Jeremy Dickerson on the Titanic trade mark dispute

Jeremy Dickerson is an intellectual property lawyer at Hammond Suddards.

The Titanic has resurfaced in a three-cornered trade mark dispute between Harland & Wolff – the builders of the original ship which sank in 1912, chef Marco Pierre White – who has opened a restaurant in the same name, and Twentieth Century Fox – the makers of the multimillion dollar film.

Harland & Wolff are suing Marco Pierre White on the grounds of registered trade mark infringement, for using the name Titanic for his restaurant in the former Regent Palace Hotel, near Piccadilly Circus, and for items in his restaurant such as napkins and plates, which bear the name Titanic.

Interestingly, there is no claim for passing-off, as is usual in trade mark cases. Perhaps this is because the public is more likely to associate the restaurant with the film than the ship builders, and therefore Harland & Wolff would not be able to get the claim off the ground.

In a separate action, Twentieth Century Fox is applying to revoke the Titanic trade mark, on the grounds that it is devoid of distinctive character, is likely to deceive the public, that the application was made in bad faith, and that the mark is identical to an earlier mark.

The writ against Marco Pierre White, and the Originating Notice of Motion against Harland & Wolff, were issued within 10 days of each other, in late November and early December last year.

However, one of the litigants could use the fact that the Titanic brand name is causing such legal shenanigans to his own advantage.

It is likely that Twentieth Century Fox's revocation action will proceed faster through the courts than Harland & Wolff's infringement action.

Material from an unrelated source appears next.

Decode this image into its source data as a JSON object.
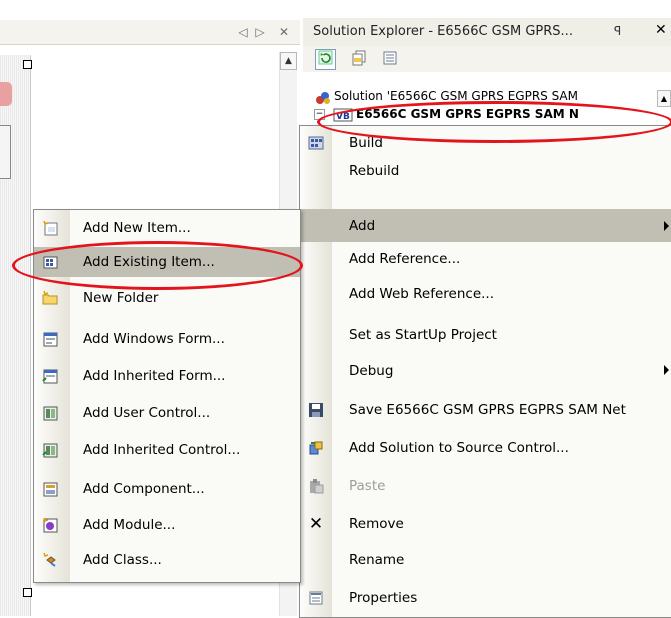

This could be very fortunate for Marco Pierre White, since he is likely to be able to have someone else – Twentieth Century Fox – fund what could effectively be his own counterclaim for revocation of the trade mark which, if successful, will knock out the claim for infringement.

It is unusual for a trade mark to be given for a word on its own which is employed in common usage. generally, if a common word is to be used as a trade mark it must be expressed with some distinctive typography or used together with a distinctive logo.

The Titanic – record-breaking film of 1998, tragedy at sea and London restaurant – is therefore set to hit the headlines again in 1999 in the form of a legal thriller.